Contractors win big at USAID
A recent stream of contracts has opened doors for companies
- By John Moore
- May 29, 2006
The U.S. Agency for International Development has awarded a steady stream of large-scale information technology contracts in the past several months, capping the run with the recent award of a multivendor deal potentially worth $4 billion.
USAID isn’t typically associated with projects of that magnitude, but systems integrators now provide a range of services for the agency, from consulting to help-desk support.
The string of deals started in July 2005, when the agency awarded its $90 million Principle Resources for Information Management Enterprisewide (PRIME) 3.1 management consulting-oriented blanket purchase agreement (BPA). Then, in September, it awarded a $77 million contract to an international consortium of companies that will build a system to distribute pharmaceuticals to people with HIV/AIDS worldwide. Booz Allen Hamilton and Northrop Grumman IT are among the contractors involved.

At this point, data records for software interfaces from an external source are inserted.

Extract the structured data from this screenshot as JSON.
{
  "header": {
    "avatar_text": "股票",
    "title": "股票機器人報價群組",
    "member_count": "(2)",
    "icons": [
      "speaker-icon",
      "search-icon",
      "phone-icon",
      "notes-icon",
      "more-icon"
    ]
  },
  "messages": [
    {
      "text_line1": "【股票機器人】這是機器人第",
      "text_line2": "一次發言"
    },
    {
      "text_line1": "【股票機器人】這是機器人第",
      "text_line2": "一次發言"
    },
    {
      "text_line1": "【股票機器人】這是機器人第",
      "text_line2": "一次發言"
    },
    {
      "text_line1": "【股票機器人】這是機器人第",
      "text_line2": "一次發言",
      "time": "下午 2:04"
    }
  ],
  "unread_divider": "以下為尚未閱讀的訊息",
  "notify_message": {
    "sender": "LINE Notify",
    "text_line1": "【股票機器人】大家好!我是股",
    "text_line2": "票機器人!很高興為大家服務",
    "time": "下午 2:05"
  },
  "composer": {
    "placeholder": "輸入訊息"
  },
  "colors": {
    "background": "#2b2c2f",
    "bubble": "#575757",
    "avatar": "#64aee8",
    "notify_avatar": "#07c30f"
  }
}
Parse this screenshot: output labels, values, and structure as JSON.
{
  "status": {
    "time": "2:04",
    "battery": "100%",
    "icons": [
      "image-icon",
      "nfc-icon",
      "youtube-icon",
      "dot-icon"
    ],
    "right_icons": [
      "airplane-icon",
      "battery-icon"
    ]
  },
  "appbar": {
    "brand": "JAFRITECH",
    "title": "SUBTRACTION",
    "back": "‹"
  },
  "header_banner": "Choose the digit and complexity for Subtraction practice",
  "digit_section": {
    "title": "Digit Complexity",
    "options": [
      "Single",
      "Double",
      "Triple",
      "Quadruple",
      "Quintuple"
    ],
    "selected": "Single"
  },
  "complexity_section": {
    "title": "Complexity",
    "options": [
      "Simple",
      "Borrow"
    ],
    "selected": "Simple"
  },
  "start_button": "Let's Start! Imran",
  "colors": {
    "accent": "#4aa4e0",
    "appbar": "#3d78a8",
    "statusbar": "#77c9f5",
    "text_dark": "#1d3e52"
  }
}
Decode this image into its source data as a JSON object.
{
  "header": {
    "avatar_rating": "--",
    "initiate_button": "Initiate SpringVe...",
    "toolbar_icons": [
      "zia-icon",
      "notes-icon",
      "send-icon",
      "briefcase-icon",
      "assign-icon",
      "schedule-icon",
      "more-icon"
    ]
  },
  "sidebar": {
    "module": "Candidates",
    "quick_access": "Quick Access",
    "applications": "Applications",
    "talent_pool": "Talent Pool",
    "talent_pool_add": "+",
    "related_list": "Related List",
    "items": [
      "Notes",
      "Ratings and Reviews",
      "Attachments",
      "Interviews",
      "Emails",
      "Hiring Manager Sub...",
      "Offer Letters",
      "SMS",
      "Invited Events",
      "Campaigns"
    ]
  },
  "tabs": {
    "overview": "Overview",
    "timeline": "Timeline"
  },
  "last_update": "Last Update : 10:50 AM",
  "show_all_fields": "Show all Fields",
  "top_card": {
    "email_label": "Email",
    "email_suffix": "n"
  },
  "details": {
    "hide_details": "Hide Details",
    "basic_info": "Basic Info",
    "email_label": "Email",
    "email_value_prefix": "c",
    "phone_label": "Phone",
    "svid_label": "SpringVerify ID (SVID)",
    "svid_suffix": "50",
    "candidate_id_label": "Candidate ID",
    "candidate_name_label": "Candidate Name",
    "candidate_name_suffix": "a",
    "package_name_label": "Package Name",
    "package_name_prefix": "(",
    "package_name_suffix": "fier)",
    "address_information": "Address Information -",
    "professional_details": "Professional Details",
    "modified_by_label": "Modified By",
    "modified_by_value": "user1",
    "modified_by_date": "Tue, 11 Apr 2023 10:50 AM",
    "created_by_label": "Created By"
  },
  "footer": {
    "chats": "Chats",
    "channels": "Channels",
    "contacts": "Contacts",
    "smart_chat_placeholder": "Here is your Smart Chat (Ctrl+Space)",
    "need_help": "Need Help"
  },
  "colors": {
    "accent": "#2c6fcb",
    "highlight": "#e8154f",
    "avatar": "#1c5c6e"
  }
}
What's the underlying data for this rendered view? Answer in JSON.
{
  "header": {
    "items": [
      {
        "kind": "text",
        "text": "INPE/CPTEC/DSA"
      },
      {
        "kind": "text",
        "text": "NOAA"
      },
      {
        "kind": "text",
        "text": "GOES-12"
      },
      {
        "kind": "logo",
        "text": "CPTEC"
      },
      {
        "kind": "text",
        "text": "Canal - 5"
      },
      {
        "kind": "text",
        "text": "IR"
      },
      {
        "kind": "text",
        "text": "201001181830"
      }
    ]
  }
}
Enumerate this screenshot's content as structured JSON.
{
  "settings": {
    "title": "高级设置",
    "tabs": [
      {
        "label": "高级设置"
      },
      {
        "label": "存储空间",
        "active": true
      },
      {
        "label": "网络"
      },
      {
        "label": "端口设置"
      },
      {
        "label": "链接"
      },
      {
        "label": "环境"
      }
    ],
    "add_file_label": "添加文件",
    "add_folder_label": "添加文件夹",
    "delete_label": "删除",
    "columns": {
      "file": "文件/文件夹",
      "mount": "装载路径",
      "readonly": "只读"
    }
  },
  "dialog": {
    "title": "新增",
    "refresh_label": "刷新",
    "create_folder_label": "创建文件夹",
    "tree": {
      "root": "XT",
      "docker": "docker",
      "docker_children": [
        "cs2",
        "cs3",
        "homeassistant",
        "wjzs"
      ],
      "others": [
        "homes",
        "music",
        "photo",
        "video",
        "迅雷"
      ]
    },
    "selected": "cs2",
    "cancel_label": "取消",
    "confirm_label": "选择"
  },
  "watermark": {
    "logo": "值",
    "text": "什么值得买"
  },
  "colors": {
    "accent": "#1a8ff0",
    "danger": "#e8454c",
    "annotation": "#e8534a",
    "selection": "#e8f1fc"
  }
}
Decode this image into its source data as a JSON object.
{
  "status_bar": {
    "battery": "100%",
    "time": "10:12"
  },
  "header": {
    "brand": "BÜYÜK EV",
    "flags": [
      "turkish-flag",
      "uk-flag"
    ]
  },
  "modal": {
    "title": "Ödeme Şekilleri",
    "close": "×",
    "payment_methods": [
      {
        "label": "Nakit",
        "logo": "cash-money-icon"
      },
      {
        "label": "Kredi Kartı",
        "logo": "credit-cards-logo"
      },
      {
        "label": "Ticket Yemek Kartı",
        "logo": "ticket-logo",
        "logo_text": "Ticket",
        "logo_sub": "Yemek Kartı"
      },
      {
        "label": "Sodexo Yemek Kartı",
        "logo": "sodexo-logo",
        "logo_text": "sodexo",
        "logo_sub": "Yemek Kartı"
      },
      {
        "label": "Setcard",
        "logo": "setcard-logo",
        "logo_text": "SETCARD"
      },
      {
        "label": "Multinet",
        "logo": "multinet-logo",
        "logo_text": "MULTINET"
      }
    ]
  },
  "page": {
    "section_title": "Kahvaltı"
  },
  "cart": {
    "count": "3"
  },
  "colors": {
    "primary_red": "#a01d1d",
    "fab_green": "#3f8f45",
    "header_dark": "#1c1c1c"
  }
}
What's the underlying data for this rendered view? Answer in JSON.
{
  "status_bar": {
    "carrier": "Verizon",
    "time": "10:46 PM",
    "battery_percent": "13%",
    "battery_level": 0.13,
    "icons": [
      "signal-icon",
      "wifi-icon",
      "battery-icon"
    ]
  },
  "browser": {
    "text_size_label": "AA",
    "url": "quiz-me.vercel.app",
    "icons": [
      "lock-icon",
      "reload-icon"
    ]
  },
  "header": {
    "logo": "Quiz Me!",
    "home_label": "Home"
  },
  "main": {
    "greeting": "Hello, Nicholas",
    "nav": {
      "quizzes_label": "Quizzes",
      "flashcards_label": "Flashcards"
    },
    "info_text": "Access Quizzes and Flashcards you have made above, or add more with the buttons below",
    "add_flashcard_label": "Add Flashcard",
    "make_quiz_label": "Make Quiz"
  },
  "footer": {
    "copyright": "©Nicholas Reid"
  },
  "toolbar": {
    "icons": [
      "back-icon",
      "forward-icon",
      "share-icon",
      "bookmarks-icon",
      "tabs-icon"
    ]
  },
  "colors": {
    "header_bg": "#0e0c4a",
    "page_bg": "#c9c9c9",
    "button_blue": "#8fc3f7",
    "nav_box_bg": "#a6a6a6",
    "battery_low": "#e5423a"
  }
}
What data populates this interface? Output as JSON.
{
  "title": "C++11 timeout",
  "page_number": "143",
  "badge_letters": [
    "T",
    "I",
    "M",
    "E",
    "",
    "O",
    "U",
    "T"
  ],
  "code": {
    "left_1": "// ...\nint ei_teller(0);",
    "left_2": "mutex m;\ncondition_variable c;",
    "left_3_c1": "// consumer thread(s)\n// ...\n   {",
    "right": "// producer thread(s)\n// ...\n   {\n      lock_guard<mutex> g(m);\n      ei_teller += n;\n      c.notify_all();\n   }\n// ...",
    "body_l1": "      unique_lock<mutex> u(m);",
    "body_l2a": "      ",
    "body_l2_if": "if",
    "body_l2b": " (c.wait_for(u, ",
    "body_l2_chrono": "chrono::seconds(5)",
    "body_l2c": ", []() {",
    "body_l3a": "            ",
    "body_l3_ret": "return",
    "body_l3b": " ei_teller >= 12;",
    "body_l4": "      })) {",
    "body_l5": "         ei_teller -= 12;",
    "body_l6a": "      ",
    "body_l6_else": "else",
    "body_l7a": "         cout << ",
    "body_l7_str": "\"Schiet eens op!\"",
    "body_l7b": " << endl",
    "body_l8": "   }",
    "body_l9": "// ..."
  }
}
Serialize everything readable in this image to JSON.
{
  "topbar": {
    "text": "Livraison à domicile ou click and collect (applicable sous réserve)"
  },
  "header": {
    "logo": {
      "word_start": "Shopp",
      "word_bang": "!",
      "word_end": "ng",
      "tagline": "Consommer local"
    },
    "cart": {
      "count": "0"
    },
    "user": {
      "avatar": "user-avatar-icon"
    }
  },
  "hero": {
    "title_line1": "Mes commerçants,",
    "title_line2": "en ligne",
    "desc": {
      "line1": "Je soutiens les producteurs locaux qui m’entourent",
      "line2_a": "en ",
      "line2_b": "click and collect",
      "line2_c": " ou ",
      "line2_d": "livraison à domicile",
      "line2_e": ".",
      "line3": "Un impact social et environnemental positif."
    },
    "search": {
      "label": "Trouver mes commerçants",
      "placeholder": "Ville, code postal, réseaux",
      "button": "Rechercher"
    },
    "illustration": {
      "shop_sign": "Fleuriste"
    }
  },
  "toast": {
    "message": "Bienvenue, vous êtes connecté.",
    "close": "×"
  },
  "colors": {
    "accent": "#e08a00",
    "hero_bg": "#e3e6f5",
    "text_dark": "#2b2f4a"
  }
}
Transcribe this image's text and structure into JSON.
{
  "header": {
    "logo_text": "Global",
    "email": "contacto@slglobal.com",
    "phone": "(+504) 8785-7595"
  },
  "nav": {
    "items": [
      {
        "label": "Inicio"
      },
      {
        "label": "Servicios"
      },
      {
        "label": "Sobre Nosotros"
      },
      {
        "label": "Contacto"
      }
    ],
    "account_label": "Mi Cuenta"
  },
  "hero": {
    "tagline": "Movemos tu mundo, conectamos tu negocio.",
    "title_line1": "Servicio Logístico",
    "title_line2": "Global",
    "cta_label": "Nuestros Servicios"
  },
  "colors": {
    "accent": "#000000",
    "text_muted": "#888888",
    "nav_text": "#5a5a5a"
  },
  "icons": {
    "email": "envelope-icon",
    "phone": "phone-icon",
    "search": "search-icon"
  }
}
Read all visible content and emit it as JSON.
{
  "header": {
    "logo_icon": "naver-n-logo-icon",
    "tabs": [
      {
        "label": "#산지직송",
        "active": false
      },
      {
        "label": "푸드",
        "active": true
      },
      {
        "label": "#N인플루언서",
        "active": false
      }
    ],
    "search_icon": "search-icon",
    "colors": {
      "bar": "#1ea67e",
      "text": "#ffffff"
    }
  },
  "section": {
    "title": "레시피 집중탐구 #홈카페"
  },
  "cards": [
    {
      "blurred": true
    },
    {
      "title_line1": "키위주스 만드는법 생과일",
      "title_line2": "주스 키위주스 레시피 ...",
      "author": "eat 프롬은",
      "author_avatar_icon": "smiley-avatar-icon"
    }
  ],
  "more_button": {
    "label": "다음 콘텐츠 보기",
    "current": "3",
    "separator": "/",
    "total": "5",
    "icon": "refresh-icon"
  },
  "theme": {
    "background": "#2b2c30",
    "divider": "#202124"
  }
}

This month, SRA International landed a $125 million BPA to provide IT and advisory services to USAID’s Office of Economic Growth, Agriculture and Trade. Also this month, the agency awarded a five-year, $4 billion PRIME 3.2 BPA to five integrators: AT&T, Computer Sciences Corp., Northrop Grumman IT, ManTech International and SRA.
Market observers attribute the recent activity to two factors: an ongoing push to integrate, where appropriate, USAID’s and the State Department’s IT infrastructures, and the “transformational diplomacy” initiative that Secretary of State Condoleezza Rice announced earlier this year.
USAID and State want to create more integrated management structures, according to their strategic plan. Centralized IT and communications, meanwhile, help support transformational diplomacy, which seeks to advance democracy worldwide.
The PRIME 3.2 award program can help USAID and State improve efficiency in their infrastructure, said Dale Luddeke, vice president of national security and foreign affairs at CSC’s Federal Sector Enforcement, Security and Intelligence Division.
James Krouse, director of public-sector market analysis at Input, said he views PRIME 3.2 as consistent with “consolidation and centralization efforts in the name of the federal enterprise architecture.” USAID’s approach, he added, is one that “many of the other agencies are gravitating toward as well.”
PRIME 3.2 covers IT operations and maintenance support services, communications operations and support services, customer support services, and systems integration support services.
The agency’s IT contracting activity appears set to continue. Pending procurements include PRIME 3.3, which Krouse described as an $850 million pact with an IT security slant, and the International Governmental Integrity and Anti-Corruption Technical Assistance program, a $500 million initiative.